All of the data that follows is to be written out exactly, with images excluded.

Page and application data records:
»»
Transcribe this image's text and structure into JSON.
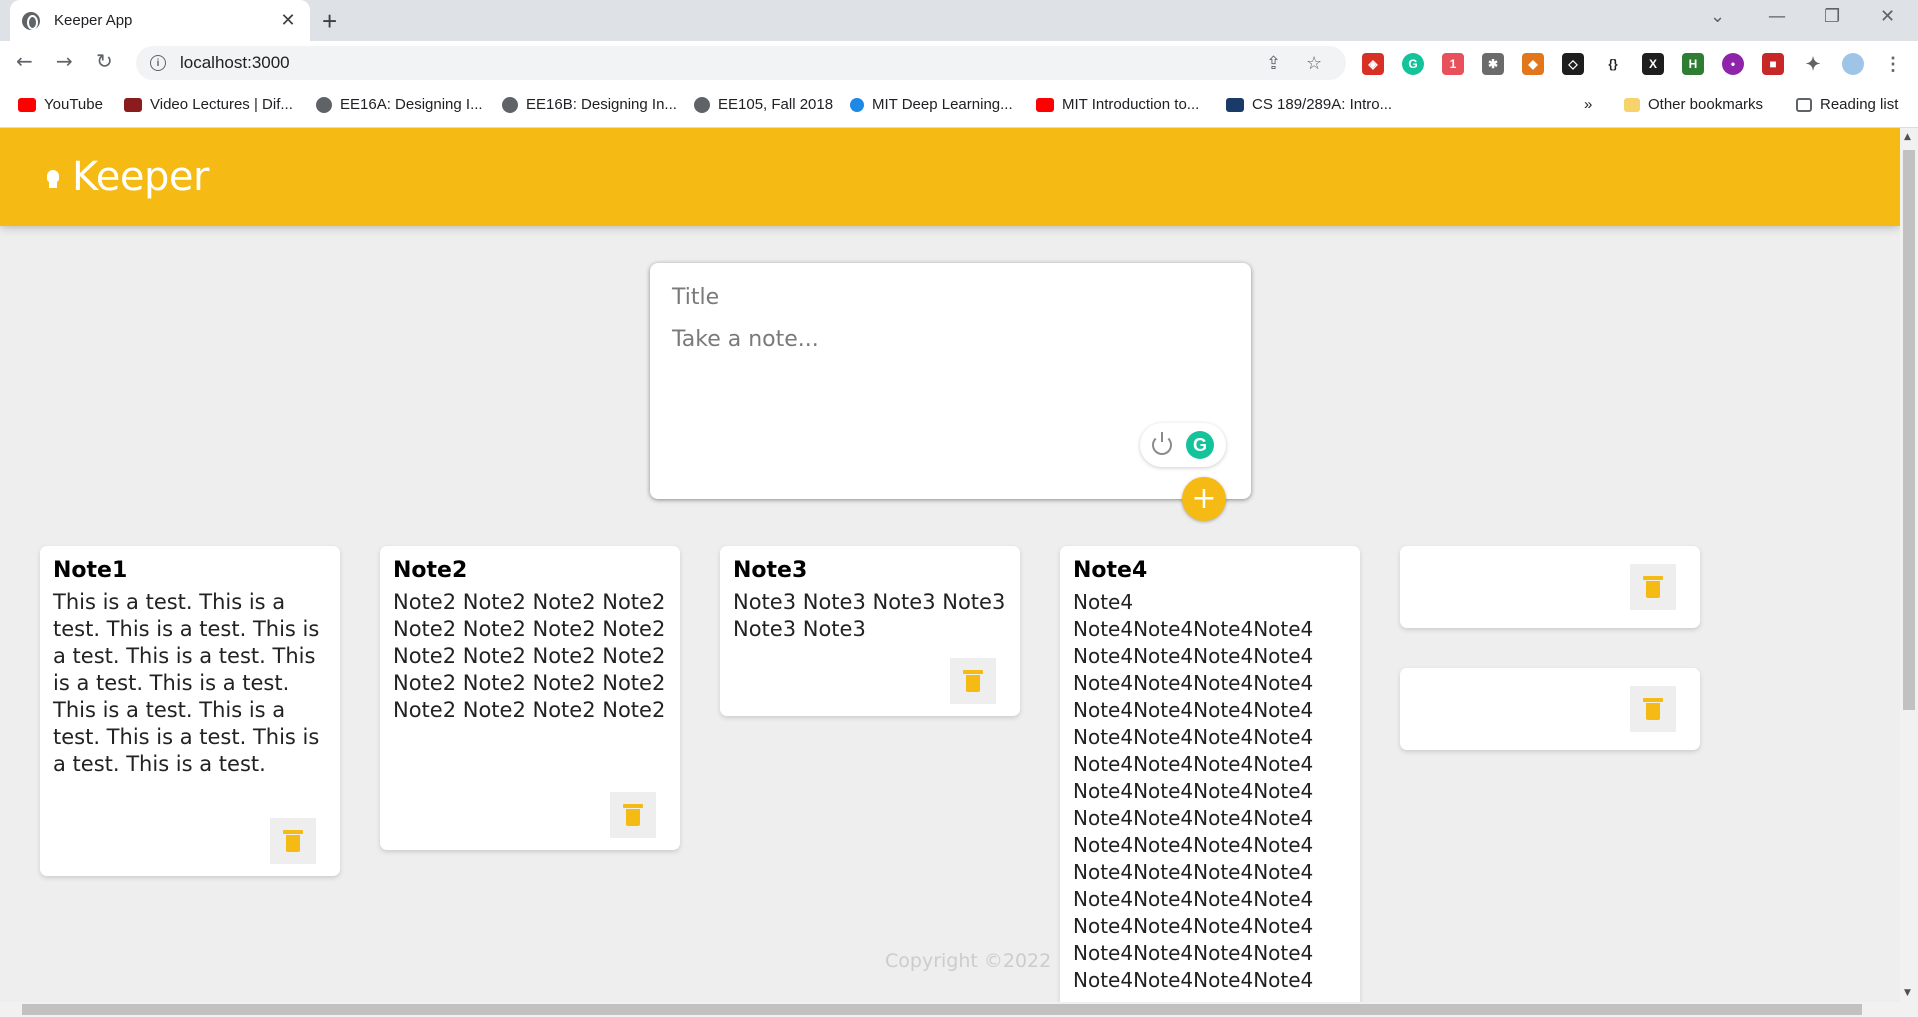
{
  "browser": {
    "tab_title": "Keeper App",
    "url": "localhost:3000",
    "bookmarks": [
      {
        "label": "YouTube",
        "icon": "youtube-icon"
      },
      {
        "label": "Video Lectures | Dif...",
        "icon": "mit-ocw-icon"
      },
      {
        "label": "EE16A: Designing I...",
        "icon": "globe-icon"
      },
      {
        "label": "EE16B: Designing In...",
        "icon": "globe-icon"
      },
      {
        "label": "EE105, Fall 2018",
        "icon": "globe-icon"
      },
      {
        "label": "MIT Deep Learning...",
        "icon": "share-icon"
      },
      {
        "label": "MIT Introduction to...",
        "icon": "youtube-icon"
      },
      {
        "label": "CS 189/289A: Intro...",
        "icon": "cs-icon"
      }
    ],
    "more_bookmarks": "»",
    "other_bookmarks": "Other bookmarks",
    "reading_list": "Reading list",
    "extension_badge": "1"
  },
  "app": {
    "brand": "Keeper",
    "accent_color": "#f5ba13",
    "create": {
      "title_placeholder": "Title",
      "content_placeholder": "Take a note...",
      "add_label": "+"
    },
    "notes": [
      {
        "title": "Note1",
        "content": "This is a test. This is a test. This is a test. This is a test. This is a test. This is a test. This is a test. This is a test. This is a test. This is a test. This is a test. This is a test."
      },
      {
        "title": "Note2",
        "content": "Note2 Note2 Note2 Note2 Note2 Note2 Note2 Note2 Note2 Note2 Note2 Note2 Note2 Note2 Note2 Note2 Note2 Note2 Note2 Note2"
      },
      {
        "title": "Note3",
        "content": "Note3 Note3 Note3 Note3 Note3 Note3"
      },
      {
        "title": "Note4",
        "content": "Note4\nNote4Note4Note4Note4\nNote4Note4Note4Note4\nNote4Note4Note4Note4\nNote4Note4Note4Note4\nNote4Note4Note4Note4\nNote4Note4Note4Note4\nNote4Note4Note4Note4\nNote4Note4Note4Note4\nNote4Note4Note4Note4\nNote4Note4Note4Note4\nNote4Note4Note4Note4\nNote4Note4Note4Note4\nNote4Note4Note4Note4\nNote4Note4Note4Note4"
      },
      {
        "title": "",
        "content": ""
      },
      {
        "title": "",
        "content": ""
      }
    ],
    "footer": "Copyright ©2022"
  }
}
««
COMPLETED EXERCISE:
Transcribe this image's text and structure into JSON.
{
  "browser": {
    "tab_title": "Keeper App",
    "url": "localhost:3000",
    "bookmarks": [
      {
        "label": "YouTube",
        "icon": "youtube-icon"
      },
      {
        "label": "Video Lectures | Dif...",
        "icon": "mit-ocw-icon"
      },
      {
        "label": "EE16A: Designing I...",
        "icon": "globe-icon"
      },
      {
        "label": "EE16B: Designing In...",
        "icon": "globe-icon"
      },
      {
        "label": "EE105, Fall 2018",
        "icon": "globe-icon"
      },
      {
        "label": "MIT Deep Learning...",
        "icon": "share-icon"
      },
      {
        "label": "MIT Introduction to...",
        "icon": "youtube-icon"
      },
      {
        "label": "CS 189/289A: Intro...",
        "icon": "cs-icon"
      }
    ],
    "more_bookmarks": "»",
    "other_bookmarks": "Other bookmarks",
    "reading_list": "Reading list",
    "extension_badge": "1"
  },
  "app": {
    "brand": "Keeper",
    "accent_color": "#f5ba13",
    "create": {
      "title_placeholder": "Title",
      "content_placeholder": "Take a note...",
      "add_label": "+"
    },
    "notes": [
      {
        "title": "Note1",
        "content": "This is a test. This is a test. This is a test. This is a test. This is a test. This is a test. This is a test. This is a test. This is a test. This is a test. This is a test. This is a test."
      },
      {
        "title": "Note2",
        "content": "Note2 Note2 Note2 Note2 Note2 Note2 Note2 Note2 Note2 Note2 Note2 Note2 Note2 Note2 Note2 Note2 Note2 Note2 Note2 Note2"
      },
      {
        "title": "Note3",
        "content": "Note3 Note3 Note3 Note3 Note3 Note3"
      },
      {
        "title": "Note4",
        "content": "Note4\nNote4Note4Note4Note4\nNote4Note4Note4Note4\nNote4Note4Note4Note4\nNote4Note4Note4Note4\nNote4Note4Note4Note4\nNote4Note4Note4Note4\nNote4Note4Note4Note4\nNote4Note4Note4Note4\nNote4Note4Note4Note4\nNote4Note4Note4Note4\nNote4Note4Note4Note4\nNote4Note4Note4Note4\nNote4Note4Note4Note4\nNote4Note4Note4Note4"
      },
      {
        "title": "",
        "content": ""
      },
      {
        "title": "",
        "content": ""
      }
    ],
    "footer": "Copyright ©2022"
  }
}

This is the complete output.